### What the task asks
Whatever the records contain, reproduce all of them exactly.

Stored items
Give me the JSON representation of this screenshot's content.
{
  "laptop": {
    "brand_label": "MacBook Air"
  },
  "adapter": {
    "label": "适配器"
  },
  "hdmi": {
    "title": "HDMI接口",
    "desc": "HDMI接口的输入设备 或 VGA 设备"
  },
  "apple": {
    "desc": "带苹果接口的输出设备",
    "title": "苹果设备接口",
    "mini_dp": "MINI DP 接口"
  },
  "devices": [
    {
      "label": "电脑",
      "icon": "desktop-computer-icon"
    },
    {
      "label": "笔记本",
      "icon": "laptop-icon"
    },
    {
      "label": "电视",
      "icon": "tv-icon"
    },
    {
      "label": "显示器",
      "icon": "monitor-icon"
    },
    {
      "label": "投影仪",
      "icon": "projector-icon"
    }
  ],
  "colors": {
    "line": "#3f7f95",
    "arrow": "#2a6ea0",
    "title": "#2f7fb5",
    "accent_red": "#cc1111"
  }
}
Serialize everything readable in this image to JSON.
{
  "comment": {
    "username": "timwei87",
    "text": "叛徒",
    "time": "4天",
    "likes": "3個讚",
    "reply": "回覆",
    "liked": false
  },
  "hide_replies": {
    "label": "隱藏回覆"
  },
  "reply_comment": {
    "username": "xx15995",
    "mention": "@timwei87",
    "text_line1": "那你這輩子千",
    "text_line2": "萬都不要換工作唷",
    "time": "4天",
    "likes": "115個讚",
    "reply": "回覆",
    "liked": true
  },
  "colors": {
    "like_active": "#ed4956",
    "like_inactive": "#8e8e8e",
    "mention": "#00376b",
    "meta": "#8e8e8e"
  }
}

### Response
Give me the JSON representation of this screenshot's content.
{
  "laptop": {
    "brand_label": "MacBook Air"
  },
  "adapter": {
    "label": "适配器"
  },
  "hdmi": {
    "title": "HDMI接口",
    "desc": "HDMI接口的输入设备 或 VGA 设备"
  },
  "apple": {
    "desc": "带苹果接口的输出设备",
    "title": "苹果设备接口",
    "mini_dp": "MINI DP 接口"
  },
  "devices": [
    {
      "label": "电脑",
      "icon": "desktop-computer-icon"
    },
    {
      "label": "笔记本",
      "icon": "laptop-icon"
    },
    {
      "label": "电视",
      "icon": "tv-icon"
    },
    {
      "label": "显示器",
      "icon": "monitor-icon"
    },
    {
      "label": "投影仪",
      "icon": "projector-icon"
    }
  ],
  "colors": {
    "line": "#3f7f95",
    "arrow": "#2a6ea0",
    "title": "#2f7fb5",
    "accent_red": "#cc1111"
  }
}
Serialize everything readable in this image to JSON.
{
  "comment": {
    "username": "timwei87",
    "text": "叛徒",
    "time": "4天",
    "likes": "3個讚",
    "reply": "回覆",
    "liked": false
  },
  "hide_replies": {
    "label": "隱藏回覆"
  },
  "reply_comment": {
    "username": "xx15995",
    "mention": "@timwei87",
    "text_line1": "那你這輩子千",
    "text_line2": "萬都不要換工作唷",
    "time": "4天",
    "likes": "115個讚",
    "reply": "回覆",
    "liked": true
  },
  "colors": {
    "like_active": "#ed4956",
    "like_inactive": "#8e8e8e",
    "mention": "#00376b",
    "meta": "#8e8e8e"
  }
}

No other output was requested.